# Electrostatic potential question:what does "Slowly" indicate

1. Sep 30, 2015

### gracy

A charge s moved in an electric field of a fixed charge distribution from point A to another point B SLOWLY.The work done by external agent in doing so is 100J.What is the change in potential energy?Now that is not my actual question.I want to ask what does "SLOWLY" indicate?I know to apply the formula below change in Kinetic energy has to be zero
work done (external)=change in potential energy
for that change in velocity should be zero and for that if particle was at rest initially it should be at rest afterwards and if it was moving with certain velocity it should be moving with the same velocity afterwards thus acceleration should be zero.
But why then question does not mention that acceleration is zero?And why does the question say" slowly"?

Last edited: Sep 30, 2015
2. Sep 30, 2015

### Bystander

It's just one of many ways to indicate/say that a process is being done reversibly.

3. Sep 30, 2015

### gracy

why is reversibility needed?

4. Sep 30, 2015

### DocZaius

I do not see why this has to be done slowly. If the following happens, quickly or slowly, the gained potential energy should be 100 J:

1) A charge is at point A in the static electric field and has kinetic energy x.
2) The charge moves from point A to point B in the static electric field while an external force is applied to it such that the work done on it by that external force is 100 J and such that only the electric and external force are acting on it.
3) The charge is at point B in the static electric field and has kinetic energy x.

if $\int_A^B F_{ext}\,ds=100\,J$ then the change in potential energy is 100 J.

Last edited: Sep 30, 2015
5. Sep 30, 2015

### Khashishi

Slowly implies that the radiation due to accelerated charges is negligible. If you try to move the charge quickly or jerkily then you will lose some energy in electromagnetic waves.

6. Sep 30, 2015

### gracy

But my teacher said Slowly " in this case means that there is no change in kinetic energy of the particle.

7. Sep 30, 2015

### nasu

Doc Zaius

Yes, but you know that the KE does not change. This may be possible if the external force equals the electrostatic force at any point or if it varies in such a way to ensure the net work to be zero.

Moving it slowly is just and awkward way to say that the kinetic energy can be neglected (assuming it starts from rest).
These complication are due to the unfortunate idea to define potential energy in terms of some external forces rather than using the standard definition.

8. Sep 30, 2015

### DocZaius

Calling it awkward is an understatement.
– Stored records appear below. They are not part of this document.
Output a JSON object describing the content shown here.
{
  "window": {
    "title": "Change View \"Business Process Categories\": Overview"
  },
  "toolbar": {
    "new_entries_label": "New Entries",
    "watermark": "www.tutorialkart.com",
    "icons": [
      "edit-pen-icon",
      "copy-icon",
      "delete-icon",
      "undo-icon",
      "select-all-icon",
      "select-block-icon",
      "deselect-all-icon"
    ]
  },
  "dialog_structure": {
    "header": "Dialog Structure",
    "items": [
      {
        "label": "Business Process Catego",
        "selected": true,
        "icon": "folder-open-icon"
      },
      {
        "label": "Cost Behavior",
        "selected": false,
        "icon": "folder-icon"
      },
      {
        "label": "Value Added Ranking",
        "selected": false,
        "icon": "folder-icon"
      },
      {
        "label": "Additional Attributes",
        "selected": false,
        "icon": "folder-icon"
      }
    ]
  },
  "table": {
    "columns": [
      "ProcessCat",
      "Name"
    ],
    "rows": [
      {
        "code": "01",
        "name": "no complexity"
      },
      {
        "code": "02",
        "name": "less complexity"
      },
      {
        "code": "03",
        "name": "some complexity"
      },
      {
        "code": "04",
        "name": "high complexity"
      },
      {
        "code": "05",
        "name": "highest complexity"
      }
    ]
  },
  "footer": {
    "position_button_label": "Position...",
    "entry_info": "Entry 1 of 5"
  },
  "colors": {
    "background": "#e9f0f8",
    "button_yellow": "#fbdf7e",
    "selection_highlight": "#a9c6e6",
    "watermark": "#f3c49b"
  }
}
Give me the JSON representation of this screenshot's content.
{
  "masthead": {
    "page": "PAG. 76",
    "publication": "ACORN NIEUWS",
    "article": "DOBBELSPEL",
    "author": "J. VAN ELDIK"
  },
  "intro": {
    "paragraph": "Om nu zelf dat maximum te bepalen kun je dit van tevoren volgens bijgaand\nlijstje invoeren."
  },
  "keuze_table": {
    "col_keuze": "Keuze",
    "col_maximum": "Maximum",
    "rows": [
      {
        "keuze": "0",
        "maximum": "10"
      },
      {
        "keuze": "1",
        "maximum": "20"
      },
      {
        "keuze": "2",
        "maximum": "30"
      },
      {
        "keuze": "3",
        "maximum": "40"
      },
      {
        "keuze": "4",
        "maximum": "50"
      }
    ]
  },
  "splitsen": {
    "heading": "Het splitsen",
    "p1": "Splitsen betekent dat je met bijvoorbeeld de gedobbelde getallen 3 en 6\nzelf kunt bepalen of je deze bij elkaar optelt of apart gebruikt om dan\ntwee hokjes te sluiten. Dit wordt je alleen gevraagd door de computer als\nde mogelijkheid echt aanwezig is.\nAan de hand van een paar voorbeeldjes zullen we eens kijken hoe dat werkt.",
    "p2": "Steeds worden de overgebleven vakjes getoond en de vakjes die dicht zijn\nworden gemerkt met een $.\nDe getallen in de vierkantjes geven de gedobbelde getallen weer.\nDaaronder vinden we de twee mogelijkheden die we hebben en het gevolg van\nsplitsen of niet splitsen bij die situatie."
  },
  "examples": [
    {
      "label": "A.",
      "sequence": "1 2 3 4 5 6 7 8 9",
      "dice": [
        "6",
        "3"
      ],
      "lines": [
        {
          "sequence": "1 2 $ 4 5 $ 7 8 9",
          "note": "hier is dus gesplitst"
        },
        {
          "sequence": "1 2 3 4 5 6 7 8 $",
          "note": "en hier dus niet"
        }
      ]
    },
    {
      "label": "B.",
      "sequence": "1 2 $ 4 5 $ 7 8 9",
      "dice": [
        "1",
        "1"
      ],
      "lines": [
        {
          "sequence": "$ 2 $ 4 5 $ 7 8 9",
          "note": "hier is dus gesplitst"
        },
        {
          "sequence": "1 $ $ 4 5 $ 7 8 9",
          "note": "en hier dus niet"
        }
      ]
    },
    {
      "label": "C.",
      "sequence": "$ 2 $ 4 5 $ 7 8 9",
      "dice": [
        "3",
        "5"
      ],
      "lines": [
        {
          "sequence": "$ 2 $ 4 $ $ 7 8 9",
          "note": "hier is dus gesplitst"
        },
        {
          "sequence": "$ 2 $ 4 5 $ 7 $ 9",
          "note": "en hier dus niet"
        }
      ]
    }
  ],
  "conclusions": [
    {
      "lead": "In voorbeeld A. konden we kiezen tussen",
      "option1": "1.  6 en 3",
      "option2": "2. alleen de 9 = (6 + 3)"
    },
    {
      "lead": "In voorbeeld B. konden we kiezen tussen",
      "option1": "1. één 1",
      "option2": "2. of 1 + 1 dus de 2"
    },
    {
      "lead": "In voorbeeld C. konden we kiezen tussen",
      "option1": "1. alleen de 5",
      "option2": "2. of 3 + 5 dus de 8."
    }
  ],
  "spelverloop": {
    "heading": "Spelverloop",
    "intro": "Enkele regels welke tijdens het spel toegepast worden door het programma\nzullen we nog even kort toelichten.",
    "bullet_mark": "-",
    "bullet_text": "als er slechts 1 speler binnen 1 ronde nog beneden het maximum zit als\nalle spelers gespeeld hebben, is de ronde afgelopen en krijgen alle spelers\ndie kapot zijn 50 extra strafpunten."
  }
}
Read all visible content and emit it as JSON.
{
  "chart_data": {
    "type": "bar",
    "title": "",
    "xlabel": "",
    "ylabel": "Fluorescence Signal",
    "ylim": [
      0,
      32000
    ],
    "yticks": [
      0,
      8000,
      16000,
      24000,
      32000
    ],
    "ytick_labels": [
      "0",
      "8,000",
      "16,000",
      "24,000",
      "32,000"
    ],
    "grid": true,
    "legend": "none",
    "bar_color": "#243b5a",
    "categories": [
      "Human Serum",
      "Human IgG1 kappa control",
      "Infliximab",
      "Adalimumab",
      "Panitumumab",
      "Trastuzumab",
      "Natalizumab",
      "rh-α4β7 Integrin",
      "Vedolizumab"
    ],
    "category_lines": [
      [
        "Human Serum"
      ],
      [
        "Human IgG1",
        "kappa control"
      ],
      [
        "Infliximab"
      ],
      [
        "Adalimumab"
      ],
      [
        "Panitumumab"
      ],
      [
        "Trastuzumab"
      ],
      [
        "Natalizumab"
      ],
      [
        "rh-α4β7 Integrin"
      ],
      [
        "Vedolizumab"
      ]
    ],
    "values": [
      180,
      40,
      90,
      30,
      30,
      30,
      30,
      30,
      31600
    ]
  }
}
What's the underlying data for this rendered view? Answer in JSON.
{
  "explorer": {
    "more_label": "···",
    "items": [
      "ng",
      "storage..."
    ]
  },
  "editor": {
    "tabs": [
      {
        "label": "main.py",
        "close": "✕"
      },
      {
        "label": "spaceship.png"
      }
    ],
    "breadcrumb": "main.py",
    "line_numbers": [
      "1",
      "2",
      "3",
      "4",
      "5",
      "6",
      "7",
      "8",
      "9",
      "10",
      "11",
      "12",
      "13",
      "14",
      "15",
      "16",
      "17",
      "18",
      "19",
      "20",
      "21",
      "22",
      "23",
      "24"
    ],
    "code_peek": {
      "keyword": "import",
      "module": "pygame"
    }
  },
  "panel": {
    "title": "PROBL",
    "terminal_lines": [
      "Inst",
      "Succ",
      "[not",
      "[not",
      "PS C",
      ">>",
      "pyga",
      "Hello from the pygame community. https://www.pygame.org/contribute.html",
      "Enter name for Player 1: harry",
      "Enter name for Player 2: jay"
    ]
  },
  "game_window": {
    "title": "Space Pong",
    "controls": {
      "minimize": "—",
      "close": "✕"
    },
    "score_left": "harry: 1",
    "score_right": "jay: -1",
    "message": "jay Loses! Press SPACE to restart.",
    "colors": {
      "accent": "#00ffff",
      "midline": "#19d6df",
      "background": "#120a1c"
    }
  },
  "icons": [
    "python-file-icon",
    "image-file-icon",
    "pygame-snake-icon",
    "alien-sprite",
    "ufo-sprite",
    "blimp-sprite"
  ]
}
Why have your students scratch their heads about whether "slowly" is meant to convey that no energy is lost to radiation, or whether "slowly" means that there is no change in kinetic energy? By the way, the latter interpretation is an odd one indeed. You could move the charge "slowly" and still have it gain kinetic energy.

Why not instead just explicitly state that the charge's kinetic energy does not change, and let the student concentrate on the concepts that you mean to have them concentrate on? This isn't directed at you of course, nasu. It's just this reminds me of the frustrations I experienced as a student while encountering completely unnecessary points of confusion.

9. Sep 30, 2015

### nasu

I agree with you. I was just trying to understand the motives of the authors of the problem.
I would not introduce any external force in the definition of PE.